Keratoconus is a rare eye condition that alters the structure of the cornea, changing its gradual curve into a thinner and more conical shape. These changes affect the clarity of your vision and the condition can progress over time. The onset of Keratoconus is usually in adolescence.
Research suggests that it affects between 1 in 1000 and 1 in 3000 people – although there is difficulty pinning down the exact rate of occurrence because symptoms can overlap with other similar conditions.
SIGNS AND SYMPTOMS
Symptoms of keratoconus can include:
Slight blurring of vision.
Poor vision in low lit conditions, or when you are tired.
A halo or ‘ghost’ effect when looking at bright lights.
Sensitivity to light.
Many of these symptoms are common among different eye conditions, so it is essential to be evaluated by a specialist in order to diagnosis keratoconus or other complaints.
WHAT CAUSES KERATOCONUS?
There is no scientific consensus on what causes keratoconus, the fact that it occurs more frequently in certain ethnic groups – such as people from Asia – suggests the causes are genetic.
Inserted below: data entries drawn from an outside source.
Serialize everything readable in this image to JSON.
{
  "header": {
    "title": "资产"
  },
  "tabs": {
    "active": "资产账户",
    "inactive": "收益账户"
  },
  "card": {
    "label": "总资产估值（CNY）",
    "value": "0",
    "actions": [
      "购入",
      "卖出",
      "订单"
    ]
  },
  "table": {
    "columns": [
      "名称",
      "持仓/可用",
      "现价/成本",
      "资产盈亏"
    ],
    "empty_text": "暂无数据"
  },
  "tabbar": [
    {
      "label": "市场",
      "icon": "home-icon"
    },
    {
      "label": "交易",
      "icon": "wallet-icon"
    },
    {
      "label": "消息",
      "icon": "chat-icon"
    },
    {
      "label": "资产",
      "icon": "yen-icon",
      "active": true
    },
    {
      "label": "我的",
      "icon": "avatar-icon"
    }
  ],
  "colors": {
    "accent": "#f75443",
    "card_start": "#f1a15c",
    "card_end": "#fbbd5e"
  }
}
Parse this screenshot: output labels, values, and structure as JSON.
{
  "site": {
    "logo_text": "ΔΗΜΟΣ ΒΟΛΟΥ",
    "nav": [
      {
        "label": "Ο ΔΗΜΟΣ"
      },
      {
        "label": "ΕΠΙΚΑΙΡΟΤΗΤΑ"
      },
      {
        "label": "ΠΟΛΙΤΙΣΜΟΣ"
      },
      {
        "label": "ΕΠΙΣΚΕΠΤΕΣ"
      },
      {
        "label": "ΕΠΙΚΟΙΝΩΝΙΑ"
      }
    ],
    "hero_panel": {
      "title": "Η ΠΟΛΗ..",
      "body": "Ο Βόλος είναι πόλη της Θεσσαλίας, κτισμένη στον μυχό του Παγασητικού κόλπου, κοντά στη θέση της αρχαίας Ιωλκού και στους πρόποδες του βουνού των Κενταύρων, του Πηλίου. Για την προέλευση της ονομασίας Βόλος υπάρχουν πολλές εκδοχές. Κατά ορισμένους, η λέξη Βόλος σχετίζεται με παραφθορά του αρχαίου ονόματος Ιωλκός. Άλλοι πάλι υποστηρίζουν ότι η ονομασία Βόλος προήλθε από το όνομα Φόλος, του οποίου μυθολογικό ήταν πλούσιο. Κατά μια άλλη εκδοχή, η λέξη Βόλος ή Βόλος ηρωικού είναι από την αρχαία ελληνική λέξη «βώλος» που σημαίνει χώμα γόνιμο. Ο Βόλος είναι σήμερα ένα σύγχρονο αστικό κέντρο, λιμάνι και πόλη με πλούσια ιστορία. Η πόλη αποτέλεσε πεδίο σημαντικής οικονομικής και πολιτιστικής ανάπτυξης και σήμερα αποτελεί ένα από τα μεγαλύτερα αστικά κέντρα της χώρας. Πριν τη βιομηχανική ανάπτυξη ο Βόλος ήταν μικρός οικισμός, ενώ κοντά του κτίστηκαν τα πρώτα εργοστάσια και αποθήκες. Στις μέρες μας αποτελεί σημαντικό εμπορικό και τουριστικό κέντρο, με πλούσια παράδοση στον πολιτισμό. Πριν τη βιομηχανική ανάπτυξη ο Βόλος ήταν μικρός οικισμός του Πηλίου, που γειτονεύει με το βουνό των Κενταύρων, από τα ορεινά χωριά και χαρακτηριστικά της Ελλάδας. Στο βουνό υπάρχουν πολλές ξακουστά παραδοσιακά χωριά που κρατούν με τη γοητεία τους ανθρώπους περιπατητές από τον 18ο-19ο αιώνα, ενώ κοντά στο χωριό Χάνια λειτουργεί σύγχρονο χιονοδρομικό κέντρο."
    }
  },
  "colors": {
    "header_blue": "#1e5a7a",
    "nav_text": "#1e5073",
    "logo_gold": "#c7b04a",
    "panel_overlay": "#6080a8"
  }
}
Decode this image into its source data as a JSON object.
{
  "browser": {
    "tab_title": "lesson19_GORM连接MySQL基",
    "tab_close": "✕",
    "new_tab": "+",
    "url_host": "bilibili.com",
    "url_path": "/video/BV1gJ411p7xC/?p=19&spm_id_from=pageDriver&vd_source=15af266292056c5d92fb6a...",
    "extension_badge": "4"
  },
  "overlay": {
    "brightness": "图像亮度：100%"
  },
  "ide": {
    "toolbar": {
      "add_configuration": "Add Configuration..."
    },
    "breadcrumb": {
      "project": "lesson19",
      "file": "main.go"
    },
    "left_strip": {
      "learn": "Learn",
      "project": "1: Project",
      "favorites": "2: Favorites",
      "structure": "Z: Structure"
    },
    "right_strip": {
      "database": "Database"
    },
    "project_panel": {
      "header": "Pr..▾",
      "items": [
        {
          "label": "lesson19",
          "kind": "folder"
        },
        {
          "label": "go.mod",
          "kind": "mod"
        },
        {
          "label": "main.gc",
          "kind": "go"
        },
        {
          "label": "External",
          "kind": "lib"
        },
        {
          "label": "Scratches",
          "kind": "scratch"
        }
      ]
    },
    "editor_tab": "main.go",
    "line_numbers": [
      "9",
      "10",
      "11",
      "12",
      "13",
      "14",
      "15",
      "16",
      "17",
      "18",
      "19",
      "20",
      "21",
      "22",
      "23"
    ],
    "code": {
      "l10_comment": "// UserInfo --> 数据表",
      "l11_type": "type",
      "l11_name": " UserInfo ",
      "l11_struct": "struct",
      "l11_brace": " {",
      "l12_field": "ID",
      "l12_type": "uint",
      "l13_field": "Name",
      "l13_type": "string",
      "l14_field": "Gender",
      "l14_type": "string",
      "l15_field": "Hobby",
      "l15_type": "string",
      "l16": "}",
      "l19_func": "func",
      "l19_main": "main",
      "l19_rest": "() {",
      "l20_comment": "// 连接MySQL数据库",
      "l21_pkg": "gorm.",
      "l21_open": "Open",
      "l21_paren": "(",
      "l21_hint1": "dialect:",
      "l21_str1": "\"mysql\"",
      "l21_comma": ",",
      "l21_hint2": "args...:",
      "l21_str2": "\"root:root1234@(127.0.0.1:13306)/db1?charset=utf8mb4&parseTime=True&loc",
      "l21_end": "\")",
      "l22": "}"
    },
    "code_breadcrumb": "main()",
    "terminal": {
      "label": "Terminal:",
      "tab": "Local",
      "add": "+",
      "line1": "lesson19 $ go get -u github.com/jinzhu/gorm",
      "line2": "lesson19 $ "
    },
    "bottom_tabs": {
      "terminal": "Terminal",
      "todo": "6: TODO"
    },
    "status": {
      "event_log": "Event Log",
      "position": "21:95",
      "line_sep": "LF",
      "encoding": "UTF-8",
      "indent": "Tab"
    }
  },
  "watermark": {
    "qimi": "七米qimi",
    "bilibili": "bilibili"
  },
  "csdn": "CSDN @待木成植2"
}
Existing evidence would imply that there is less than a 10% chance of a family member of someone with keratoconus also being a sufferer. Considering the condition is also quite rare you are unlikely to have a family member who is affected.
There are also hypotheses that environmental factors can aggravate or bring on the condition – particularly vigorous rubbing of the eyes. Many sufferers also have allergies such as hay fever, asthma, or eczema – it may be this is what stimulates the need to rub the eyes or there may be another causal factor. Although these theories remain unproven, it is recommended to avoid persistent rubbing of your eyes.
HOW DO YOU TREAT KERATOCONUS?
There are various treatments for keratoconus depending on the severity. Although none of them can reverse the effects of the condition, they can help correct distorted vision. In extreme cases, surgery may be required.
Spectacles/contact lenses- Initially, these may be used to correct astigmatism or myopia caused by keratoconus, usually in the early stages when damage is limited.
Rigid Gas Permeable (RGP) Contact Lenses- These form a rigid material over the lens which replaces the distorted cone shape of the cornea with a smooth refracting surface.
Intrastromal corneal ring segments (INTACS)- These are small plastic rings that are inserted into the middle of the cornea’s many layers. They force the conical shape of the cornea to transform, flattening it out into its original, gradual curve.
Corneal Crosslinking (CXL)- A relatively new treatment, the point of which is to increase the rigidity of the cornea – it is only useful in stopping the deterioration of the cornea, once it becomes too thin CXL is no longer useful.
Corneal Transplant- In a minority of cases, keratoconus may become so severe that glasses or contact lenses cannot correct the distorted vision. A surgeon will graft a donor cornea to the existing eye tissue of the patient. Recovery takes around 1-2 months and according to the National Keratoconus Foundation, the success rate of surgery is 95% or greater when performed on an otherwise healthy eye.